Corn Mazes—A corn maze is a type of HALLOWEEN ATTRACTION, although corn mazes aren’t always exclusively tied to Halloween— they may simply be a form of “agri-tourism” or “agri-tainment,” or a way of turning part or all of a farm into a tourist destination. Corn mazes are similar to the hedge mazes found in European gardens for centuries; however, the first modern corn maze, “The Amazing Maize Maze,” was designed in the 1990s by maze designer Adrian Fisher (with Don Frantz). Corn mazes have become increasingly widespread in the U.S. over the last 20 years, as companies such as Fisher’s firm in Britain, The MAiZE (in Utah) and Corn Mazes America have sprung up, offering farmers and corn field owners complete packages, which include design, cutting (using GPS technology), and operation of seasonal corn mazes. The crops used in corn mazes are usually a hybrid chosen spe – cifically for this purpose, and they’re planted later than corn grown for harvest, so they won’t ripen until Halloween. Corn mazes can generate spectacular profits for farmers, returning nearly 200 times the amount of profit to be made from simply harvesting the corn, and many farmers attribute corn mazes to saving their farms. There are now hundreds of corn mazes operating annually, with most being between 1 and 5 acres (the largest on record is Cool Patch Pumpkins in Dixon, California, with nearly 43 acres). Designs rarely feature Halloween imagery, but instead focus on either local happenings (a sports team, a state flag) or a depiction of the farm itself. Corn mazes are often combined with PUMPKIN PATCHES, Halloween face painting, HAYRIDES, and other Halloween attractions; occasionally a corn maze is also a haunted attraction, with actors and scares stationed throughout the maze. However, corn mazes are considered more “family-friendly” than haunted houses, and thus attract more children and elderly customers than haunted attractions.

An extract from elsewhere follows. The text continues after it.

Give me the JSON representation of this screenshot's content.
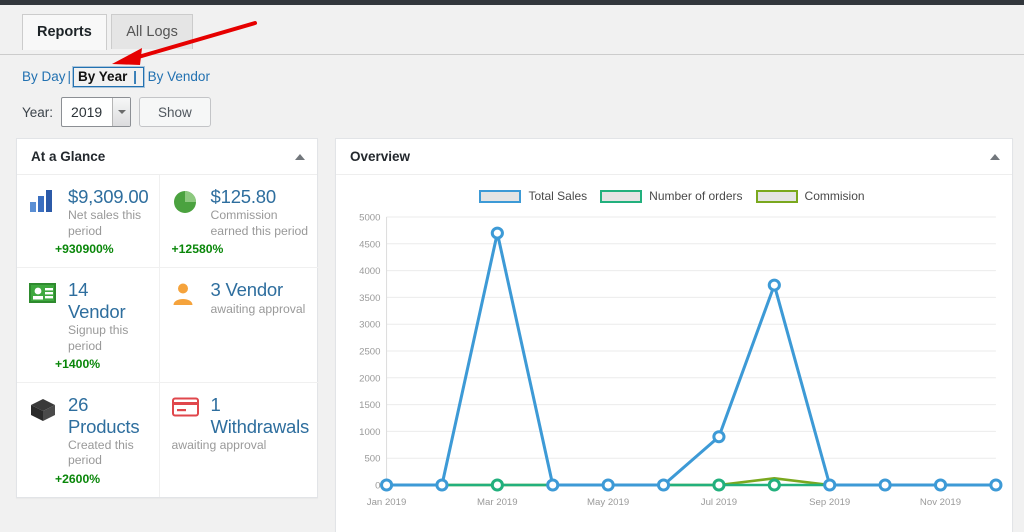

The Halloween Encyclopedia Second Edition written by Lisa Morton © 2011 Lisa Morton. All rights reserved